• _Records supplied_
━━━━━━━━━━━━━━━━━━━━

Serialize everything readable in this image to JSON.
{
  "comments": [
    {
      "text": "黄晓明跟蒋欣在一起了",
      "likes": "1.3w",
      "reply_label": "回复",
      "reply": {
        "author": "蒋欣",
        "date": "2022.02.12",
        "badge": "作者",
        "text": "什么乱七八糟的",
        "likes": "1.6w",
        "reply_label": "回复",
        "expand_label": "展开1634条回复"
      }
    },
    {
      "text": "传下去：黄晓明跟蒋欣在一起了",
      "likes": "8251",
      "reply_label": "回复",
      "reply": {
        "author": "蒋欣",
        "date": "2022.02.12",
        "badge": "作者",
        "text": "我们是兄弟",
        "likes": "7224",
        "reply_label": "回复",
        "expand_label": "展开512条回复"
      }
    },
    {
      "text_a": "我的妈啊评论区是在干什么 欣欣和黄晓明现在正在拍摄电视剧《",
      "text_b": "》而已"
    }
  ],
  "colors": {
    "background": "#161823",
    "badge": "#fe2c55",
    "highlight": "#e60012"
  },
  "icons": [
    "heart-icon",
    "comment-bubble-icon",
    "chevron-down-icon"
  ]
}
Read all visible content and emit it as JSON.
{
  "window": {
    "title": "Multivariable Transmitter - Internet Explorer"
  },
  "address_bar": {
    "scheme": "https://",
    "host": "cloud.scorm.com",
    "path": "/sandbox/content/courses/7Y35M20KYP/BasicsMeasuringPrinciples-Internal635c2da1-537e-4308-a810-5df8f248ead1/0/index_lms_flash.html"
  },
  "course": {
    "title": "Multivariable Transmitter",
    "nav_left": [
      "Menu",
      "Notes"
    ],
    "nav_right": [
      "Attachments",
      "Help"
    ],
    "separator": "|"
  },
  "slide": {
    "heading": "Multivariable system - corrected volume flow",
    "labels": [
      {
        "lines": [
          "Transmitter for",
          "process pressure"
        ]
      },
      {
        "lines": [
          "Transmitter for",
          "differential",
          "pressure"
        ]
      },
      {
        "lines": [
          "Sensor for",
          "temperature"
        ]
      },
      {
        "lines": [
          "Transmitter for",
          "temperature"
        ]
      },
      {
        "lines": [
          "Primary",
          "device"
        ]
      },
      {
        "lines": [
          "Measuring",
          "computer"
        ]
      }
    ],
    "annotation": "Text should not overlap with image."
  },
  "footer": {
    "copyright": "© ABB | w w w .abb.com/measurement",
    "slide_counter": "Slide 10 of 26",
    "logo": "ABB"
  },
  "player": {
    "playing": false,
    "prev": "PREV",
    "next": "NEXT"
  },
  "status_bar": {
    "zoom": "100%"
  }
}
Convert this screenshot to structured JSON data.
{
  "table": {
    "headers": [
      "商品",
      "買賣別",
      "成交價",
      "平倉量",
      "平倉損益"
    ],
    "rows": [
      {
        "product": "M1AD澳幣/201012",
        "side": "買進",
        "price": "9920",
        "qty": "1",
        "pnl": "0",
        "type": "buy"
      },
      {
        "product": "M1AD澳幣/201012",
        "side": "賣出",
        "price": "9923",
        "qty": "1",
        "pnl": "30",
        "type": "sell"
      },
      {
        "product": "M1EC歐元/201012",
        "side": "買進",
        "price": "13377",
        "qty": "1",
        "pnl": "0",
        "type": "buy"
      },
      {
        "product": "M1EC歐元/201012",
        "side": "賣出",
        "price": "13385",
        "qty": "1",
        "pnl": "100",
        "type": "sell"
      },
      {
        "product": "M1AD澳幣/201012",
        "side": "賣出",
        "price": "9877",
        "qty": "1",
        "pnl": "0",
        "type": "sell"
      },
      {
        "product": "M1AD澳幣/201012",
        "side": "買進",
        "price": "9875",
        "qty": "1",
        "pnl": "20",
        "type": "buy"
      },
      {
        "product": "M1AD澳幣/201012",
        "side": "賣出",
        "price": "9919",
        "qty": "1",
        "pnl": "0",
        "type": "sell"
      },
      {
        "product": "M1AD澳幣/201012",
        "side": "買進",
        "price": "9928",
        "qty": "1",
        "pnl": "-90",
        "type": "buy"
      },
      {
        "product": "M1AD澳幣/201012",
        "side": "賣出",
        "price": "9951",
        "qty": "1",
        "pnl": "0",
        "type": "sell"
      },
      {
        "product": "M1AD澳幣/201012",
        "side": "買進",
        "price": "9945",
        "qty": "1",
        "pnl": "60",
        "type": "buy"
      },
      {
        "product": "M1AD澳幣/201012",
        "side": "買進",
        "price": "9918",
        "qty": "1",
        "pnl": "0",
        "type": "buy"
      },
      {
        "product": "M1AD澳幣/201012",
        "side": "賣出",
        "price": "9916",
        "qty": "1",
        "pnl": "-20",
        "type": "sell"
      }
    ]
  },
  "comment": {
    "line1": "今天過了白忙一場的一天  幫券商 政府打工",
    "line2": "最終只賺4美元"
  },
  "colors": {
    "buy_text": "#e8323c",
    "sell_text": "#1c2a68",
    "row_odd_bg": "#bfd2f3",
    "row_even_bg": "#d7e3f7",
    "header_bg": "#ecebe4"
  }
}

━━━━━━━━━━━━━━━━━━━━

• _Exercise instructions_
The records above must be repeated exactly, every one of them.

• _Output below_
Serialize everything readable in this image to JSON.
{
  "comments": [
    {
      "text": "黄晓明跟蒋欣在一起了",
      "likes": "1.3w",
      "reply_label": "回复",
      "reply": {
        "author": "蒋欣",
        "date": "2022.02.12",
        "badge": "作者",
        "text": "什么乱七八糟的",
        "likes": "1.6w",
        "reply_label": "回复",
        "expand_label": "展开1634条回复"
      }
    },
    {
      "text": "传下去：黄晓明跟蒋欣在一起了",
      "likes": "8251",
      "reply_label": "回复",
      "reply": {
        "author": "蒋欣",
        "date": "2022.02.12",
        "badge": "作者",
        "text": "我们是兄弟",
        "likes": "7224",
        "reply_label": "回复",
        "expand_label": "展开512条回复"
      }
    },
    {
      "text_a": "我的妈啊评论区是在干什么 欣欣和黄晓明现在正在拍摄电视剧《",
      "text_b": "》而已"
    }
  ],
  "colors": {
    "background": "#161823",
    "badge": "#fe2c55",
    "highlight": "#e60012"
  },
  "icons": [
    "heart-icon",
    "comment-bubble-icon",
    "chevron-down-icon"
  ]
}
Read all visible content and emit it as JSON.
{
  "window": {
    "title": "Multivariable Transmitter - Internet Explorer"
  },
  "address_bar": {
    "scheme": "https://",
    "host": "cloud.scorm.com",
    "path": "/sandbox/content/courses/7Y35M20KYP/BasicsMeasuringPrinciples-Internal635c2da1-537e-4308-a810-5df8f248ead1/0/index_lms_flash.html"
  },
  "course": {
    "title": "Multivariable Transmitter",
    "nav_left": [
      "Menu",
      "Notes"
    ],
    "nav_right": [
      "Attachments",
      "Help"
    ],
    "separator": "|"
  },
  "slide": {
    "heading": "Multivariable system - corrected volume flow",
    "labels": [
      {
        "lines": [
          "Transmitter for",
          "process pressure"
        ]
      },
      {
        "lines": [
          "Transmitter for",
          "differential",
          "pressure"
        ]
      },
      {
        "lines": [
          "Sensor for",
          "temperature"
        ]
      },
      {
        "lines": [
          "Transmitter for",
          "temperature"
        ]
      },
      {
        "lines": [
          "Primary",
          "device"
        ]
      },
      {
        "lines": [
          "Measuring",
          "computer"
        ]
      }
    ],
    "annotation": "Text should not overlap with image."
  },
  "footer": {
    "copyright": "© ABB | w w w .abb.com/measurement",
    "slide_counter": "Slide 10 of 26",
    "logo": "ABB"
  },
  "player": {
    "playing": false,
    "prev": "PREV",
    "next": "NEXT"
  },
  "status_bar": {
    "zoom": "100%"
  }
}
Convert this screenshot to structured JSON data.
{
  "table": {
    "headers": [
      "商品",
      "買賣別",
      "成交價",
      "平倉量",
      "平倉損益"
    ],
    "rows": [
      {
        "product": "M1AD澳幣/201012",
        "side": "買進",
        "price": "9920",
        "qty": "1",
        "pnl": "0",
        "type": "buy"
      },
      {
        "product": "M1AD澳幣/201012",
        "side": "賣出",
        "price": "9923",
        "qty": "1",
        "pnl": "30",
        "type": "sell"
      },
      {
        "product": "M1EC歐元/201012",
        "side": "買進",
        "price": "13377",
        "qty": "1",
        "pnl": "0",
        "type": "buy"
      },
      {
        "product": "M1EC歐元/201012",
        "side": "賣出",
        "price": "13385",
        "qty": "1",
        "pnl": "100",
        "type": "sell"
      },
      {
        "product": "M1AD澳幣/201012",
        "side": "賣出",
        "price": "9877",
        "qty": "1",
        "pnl": "0",
        "type": "sell"
      },
      {
        "product": "M1AD澳幣/201012",
        "side": "買進",
        "price": "9875",
        "qty": "1",
        "pnl": "20",
        "type": "buy"
      },
      {
        "product": "M1AD澳幣/201012",
        "side": "賣出",
        "price": "9919",
        "qty": "1",
        "pnl": "0",
        "type": "sell"
      },
      {
        "product": "M1AD澳幣/201012",
        "side": "買進",
        "price": "9928",
        "qty": "1",
        "pnl": "-90",
        "type": "buy"
      },
      {
        "product": "M1AD澳幣/201012",
        "side": "賣出",
        "price": "9951",
        "qty": "1",
        "pnl": "0",
        "type": "sell"
      },
      {
        "product": "M1AD澳幣/201012",
        "side": "買進",
        "price": "9945",
        "qty": "1",
        "pnl": "60",
        "type": "buy"
      },
      {
        "product": "M1AD澳幣/201012",
        "side": "買進",
        "price": "9918",
        "qty": "1",
        "pnl": "0",
        "type": "buy"
      },
      {
        "product": "M1AD澳幣/201012",
        "side": "賣出",
        "price": "9916",
        "qty": "1",
        "pnl": "-20",
        "type": "sell"
      }
    ]
  },
  "comment": {
    "line1": "今天過了白忙一場的一天  幫券商 政府打工",
    "line2": "最終只賺4美元"
  },
  "colors": {
    "buy_text": "#e8323c",
    "sell_text": "#1c2a68",
    "row_odd_bg": "#bfd2f3",
    "row_even_bg": "#d7e3f7",
    "header_bg": "#ecebe4"
  }
}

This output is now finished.